'''
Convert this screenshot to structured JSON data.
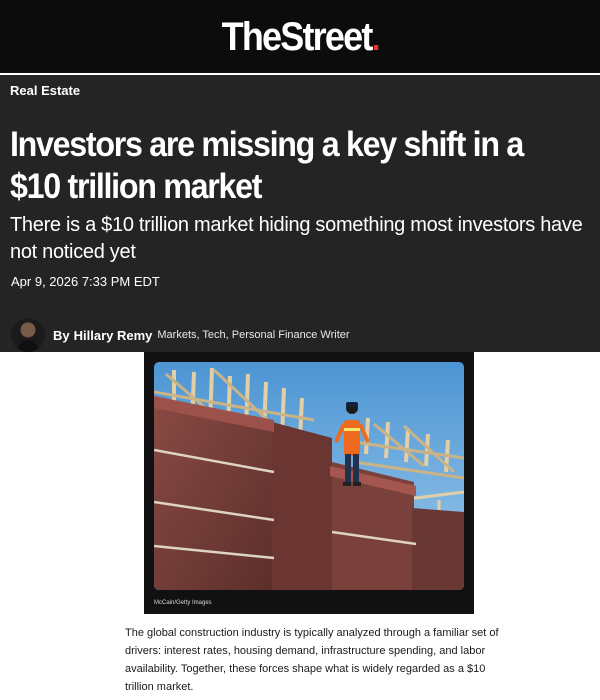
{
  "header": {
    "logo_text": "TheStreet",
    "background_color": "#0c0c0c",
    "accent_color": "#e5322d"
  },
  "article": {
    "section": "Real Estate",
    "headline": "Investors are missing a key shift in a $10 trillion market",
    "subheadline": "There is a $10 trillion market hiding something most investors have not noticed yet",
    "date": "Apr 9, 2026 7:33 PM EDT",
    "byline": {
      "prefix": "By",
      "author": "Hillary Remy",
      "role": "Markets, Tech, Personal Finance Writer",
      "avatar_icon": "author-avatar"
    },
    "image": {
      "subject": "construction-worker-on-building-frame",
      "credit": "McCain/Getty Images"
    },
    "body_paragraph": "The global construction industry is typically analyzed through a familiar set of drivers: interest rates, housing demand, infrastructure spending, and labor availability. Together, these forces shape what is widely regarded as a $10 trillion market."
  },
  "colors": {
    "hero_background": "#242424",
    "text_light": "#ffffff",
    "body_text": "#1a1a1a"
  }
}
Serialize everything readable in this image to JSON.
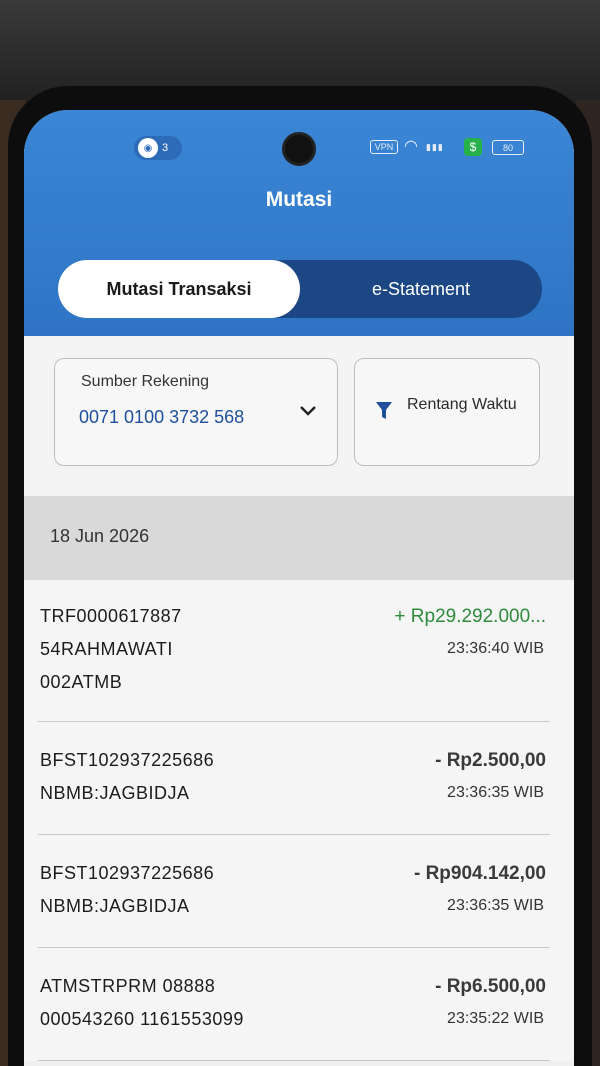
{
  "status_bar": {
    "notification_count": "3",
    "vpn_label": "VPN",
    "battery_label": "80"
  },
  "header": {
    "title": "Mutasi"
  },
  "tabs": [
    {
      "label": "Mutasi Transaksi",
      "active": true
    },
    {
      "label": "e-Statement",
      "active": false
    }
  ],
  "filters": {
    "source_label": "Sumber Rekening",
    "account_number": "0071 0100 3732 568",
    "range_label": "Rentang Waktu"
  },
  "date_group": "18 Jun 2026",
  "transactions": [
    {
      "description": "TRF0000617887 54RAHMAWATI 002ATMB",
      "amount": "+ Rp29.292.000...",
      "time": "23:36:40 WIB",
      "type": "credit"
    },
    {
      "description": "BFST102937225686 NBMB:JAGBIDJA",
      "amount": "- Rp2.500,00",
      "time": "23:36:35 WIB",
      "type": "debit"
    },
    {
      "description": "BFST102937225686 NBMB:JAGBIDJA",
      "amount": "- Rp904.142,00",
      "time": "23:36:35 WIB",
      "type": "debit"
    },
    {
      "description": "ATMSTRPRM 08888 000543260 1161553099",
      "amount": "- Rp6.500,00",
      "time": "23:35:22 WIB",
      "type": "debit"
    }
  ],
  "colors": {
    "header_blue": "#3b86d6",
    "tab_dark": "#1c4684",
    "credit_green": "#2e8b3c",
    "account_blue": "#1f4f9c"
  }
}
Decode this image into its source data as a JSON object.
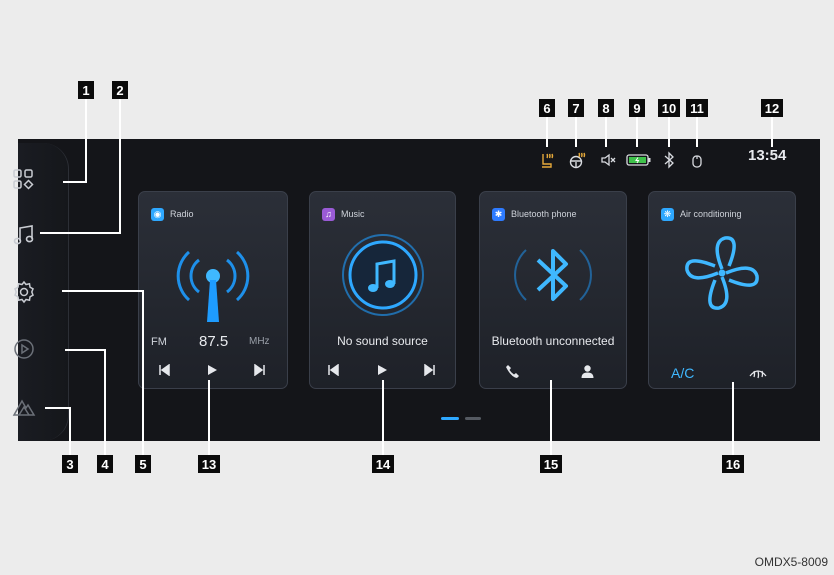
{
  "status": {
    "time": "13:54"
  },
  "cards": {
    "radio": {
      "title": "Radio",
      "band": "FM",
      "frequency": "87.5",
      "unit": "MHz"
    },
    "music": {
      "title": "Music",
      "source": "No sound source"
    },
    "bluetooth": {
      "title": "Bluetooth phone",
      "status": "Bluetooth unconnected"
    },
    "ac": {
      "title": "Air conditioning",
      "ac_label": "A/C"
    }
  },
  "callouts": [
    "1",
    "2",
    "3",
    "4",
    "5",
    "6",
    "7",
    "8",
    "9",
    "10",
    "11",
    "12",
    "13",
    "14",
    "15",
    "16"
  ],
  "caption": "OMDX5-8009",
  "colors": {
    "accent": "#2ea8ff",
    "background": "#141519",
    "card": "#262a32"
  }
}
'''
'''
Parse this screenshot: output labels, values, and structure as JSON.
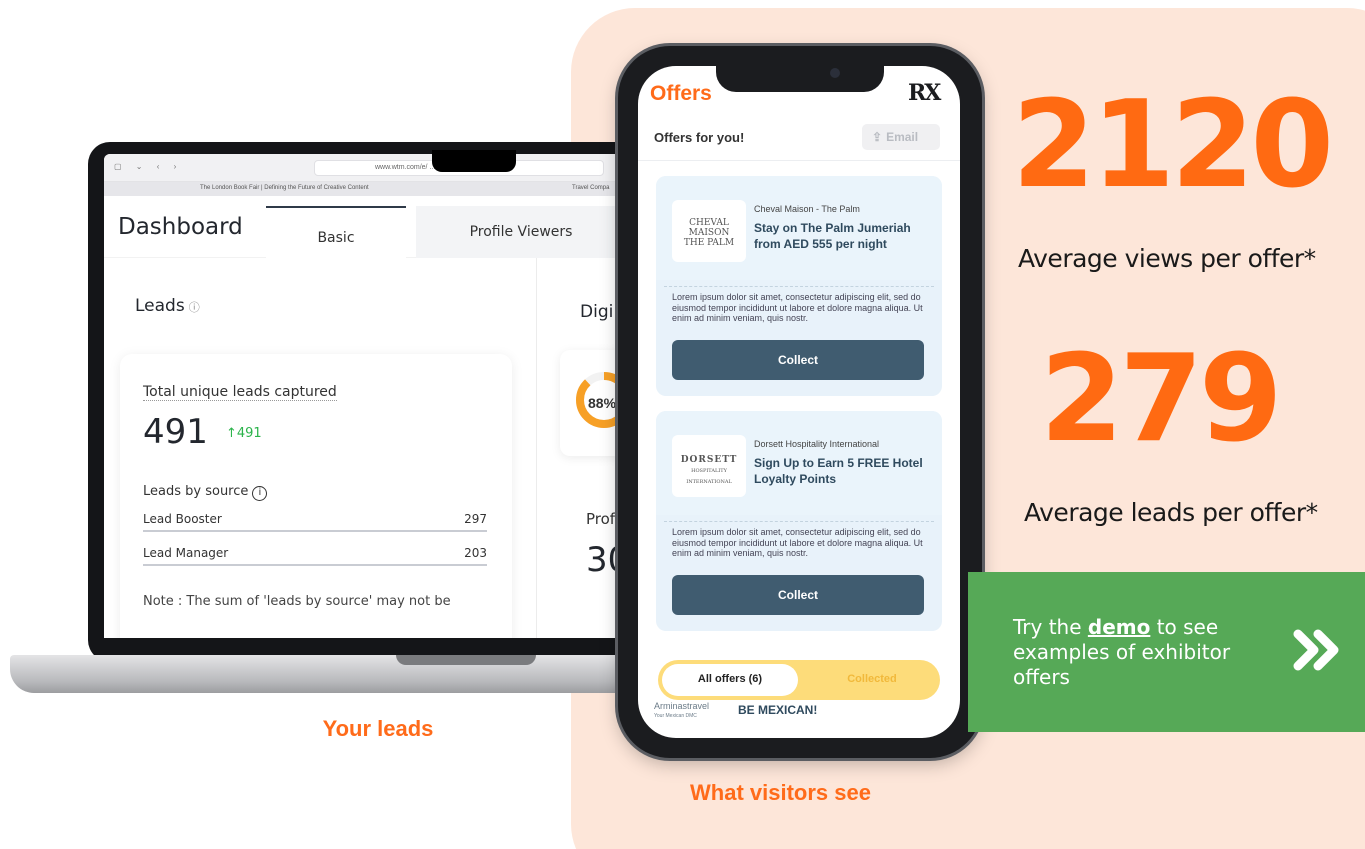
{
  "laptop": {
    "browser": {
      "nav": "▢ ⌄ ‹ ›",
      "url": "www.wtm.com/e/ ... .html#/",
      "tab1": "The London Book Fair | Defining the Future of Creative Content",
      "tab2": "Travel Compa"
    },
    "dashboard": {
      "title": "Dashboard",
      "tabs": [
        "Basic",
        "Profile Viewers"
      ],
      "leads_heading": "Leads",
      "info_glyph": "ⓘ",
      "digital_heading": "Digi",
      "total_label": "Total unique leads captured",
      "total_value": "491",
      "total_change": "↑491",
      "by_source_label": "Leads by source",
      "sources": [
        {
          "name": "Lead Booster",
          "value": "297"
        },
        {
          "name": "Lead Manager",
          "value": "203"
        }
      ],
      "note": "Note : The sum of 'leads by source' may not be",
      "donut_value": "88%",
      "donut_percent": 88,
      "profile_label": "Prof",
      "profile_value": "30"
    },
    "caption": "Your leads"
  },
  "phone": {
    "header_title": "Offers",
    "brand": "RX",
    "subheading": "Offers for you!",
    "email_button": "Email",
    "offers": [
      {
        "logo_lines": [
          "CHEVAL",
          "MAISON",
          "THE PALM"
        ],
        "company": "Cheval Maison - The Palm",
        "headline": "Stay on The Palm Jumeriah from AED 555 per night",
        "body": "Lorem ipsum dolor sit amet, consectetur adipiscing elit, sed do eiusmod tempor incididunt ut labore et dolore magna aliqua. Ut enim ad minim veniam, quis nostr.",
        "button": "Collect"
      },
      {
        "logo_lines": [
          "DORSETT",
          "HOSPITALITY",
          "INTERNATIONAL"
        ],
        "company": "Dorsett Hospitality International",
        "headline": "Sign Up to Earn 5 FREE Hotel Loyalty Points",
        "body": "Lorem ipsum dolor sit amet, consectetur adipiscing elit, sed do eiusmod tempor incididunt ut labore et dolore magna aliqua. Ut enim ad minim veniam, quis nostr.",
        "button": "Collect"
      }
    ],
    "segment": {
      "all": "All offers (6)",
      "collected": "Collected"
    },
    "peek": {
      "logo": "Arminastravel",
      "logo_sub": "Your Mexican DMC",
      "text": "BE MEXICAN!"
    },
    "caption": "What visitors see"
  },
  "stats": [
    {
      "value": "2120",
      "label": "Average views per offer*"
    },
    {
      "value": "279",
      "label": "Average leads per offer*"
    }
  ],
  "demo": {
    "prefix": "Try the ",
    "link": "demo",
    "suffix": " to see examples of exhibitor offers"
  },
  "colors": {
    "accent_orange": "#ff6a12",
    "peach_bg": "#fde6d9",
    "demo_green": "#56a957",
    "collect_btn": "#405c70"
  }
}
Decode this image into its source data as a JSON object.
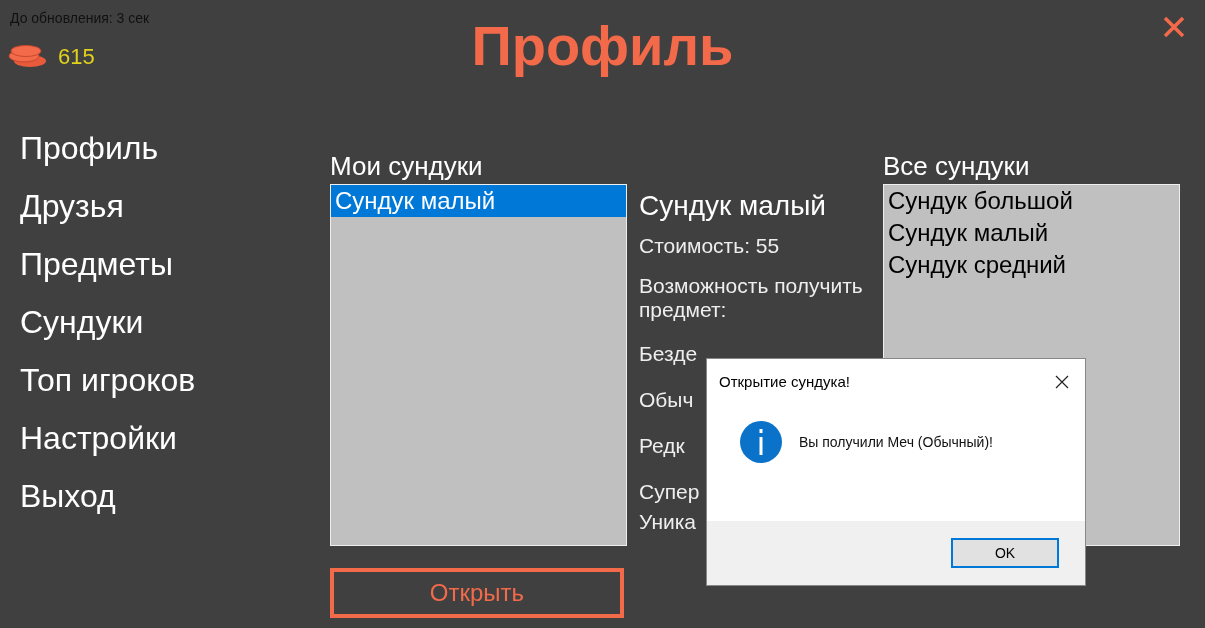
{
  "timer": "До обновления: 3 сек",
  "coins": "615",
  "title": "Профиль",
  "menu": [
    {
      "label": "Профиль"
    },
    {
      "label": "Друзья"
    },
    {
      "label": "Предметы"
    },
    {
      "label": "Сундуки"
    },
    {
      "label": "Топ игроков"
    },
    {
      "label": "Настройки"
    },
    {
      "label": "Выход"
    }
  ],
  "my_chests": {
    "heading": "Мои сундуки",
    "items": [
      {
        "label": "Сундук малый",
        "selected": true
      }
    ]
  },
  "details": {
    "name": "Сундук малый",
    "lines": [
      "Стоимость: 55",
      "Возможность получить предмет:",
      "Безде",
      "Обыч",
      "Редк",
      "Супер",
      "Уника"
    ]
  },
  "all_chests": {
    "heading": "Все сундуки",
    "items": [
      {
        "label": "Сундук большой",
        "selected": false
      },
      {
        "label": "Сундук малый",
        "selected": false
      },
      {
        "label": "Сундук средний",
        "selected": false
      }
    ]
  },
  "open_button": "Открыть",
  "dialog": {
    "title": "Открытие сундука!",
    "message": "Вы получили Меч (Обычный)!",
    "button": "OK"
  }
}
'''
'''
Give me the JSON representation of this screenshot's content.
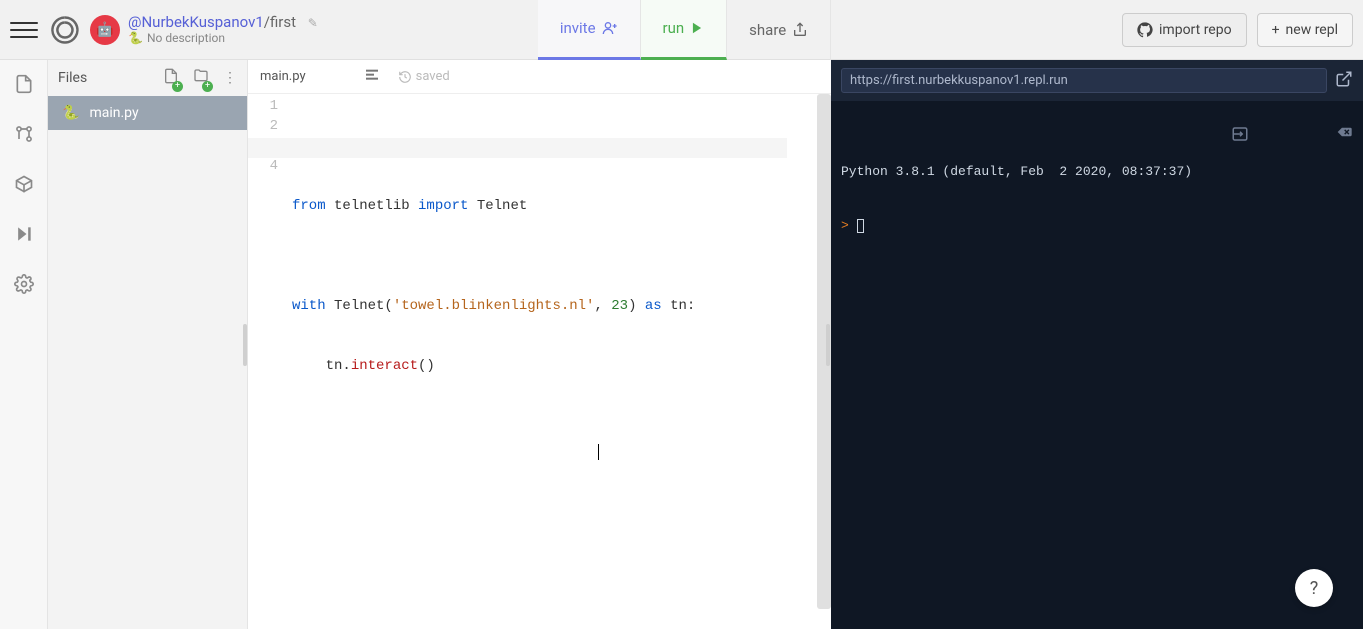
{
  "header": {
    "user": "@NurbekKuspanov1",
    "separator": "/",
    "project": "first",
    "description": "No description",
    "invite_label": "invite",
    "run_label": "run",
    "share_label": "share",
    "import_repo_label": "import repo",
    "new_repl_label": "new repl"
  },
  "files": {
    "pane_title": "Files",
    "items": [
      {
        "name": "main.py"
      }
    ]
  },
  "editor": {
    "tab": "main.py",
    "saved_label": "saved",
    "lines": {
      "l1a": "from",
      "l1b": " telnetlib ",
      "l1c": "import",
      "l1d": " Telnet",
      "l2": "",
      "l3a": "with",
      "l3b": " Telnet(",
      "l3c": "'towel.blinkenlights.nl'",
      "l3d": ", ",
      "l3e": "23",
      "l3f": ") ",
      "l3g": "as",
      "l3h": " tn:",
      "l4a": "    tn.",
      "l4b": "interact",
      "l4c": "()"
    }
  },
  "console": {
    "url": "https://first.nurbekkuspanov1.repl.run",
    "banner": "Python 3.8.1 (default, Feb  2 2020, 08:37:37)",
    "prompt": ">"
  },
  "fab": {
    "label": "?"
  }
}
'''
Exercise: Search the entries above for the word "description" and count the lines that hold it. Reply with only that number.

Written answer: 5